This folio illustrates a story from the Uttara Kanda, the final book of the Ramayana. After his coronation in the city of Ayodhya, Rama begins the kingly ritual of the horse sacrifice, the ashvamedha. For a period of one year, a horse, accompanied by an army led by Rama’s brother Shatrughna, travels the vast lands of the subcontinent marking the territory of Rama’s kingdom, after which the horse will be sacrificed.
During the journey, the horse comes upon the hermitage of the great sage Valmiki, where, unbeknownst to Rama or his army, his wife Sita and their twins, Lava and Kusha, have been residing during their exile. As the horse wanders into the hermitage, Lava and Kusha capture it, along with the rest of Shatrughna’s army. In response, Rama sends army after army led by his remaining brothers to battle, not knowing that he is actually battling his only sons. After Lava and Kusha defeat the army after army, Rama himself goes into battle against his sons and is defeated as well.

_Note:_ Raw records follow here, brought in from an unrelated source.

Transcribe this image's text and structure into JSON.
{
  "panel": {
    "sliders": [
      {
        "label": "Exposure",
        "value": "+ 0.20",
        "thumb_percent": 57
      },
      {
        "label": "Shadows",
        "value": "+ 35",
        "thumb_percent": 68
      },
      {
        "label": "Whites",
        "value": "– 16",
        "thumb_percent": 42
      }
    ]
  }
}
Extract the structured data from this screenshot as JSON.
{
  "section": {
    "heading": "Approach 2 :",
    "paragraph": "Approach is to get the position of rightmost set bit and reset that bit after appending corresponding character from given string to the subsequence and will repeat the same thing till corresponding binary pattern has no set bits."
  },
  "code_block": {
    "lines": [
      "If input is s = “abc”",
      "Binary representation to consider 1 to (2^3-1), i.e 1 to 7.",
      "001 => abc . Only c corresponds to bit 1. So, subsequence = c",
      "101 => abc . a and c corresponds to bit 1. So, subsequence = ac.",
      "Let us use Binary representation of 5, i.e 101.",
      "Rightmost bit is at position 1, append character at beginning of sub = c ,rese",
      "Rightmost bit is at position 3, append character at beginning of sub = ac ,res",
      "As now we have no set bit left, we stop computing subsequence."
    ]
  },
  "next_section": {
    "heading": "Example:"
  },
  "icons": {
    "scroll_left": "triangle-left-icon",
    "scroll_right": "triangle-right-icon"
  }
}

This folio depicts several scenes from this battle. Moving clockwise from top left, Sita embraces her two sons, Valmiki instructs the twins at his hermitage, and Lava returns the captured Hanuman, Rama’s most ardent devotee, and Jambavan to the battlefield. The center image shows culmination of the battle with Rama and his armies; Rama (labeled as Shri Ramaji), all his brothers, Bharata, Shatrughna, and Lakshmana, as well as his closest companions, Sugriva, and Vibhishana have all been killed.
This particular version of the battle between Lava, Kusha, and their father, has been told in several versions of the Ramayana, the earliest of which is the Jaimini Bharata, a retelling of portions of another great Sanskrit epic, the Mahabharata. Contemporary folk versions of the Uttara Kanda are still performed in modern-day Andhra Pradesh, Assam, Odisha, and West Bengal.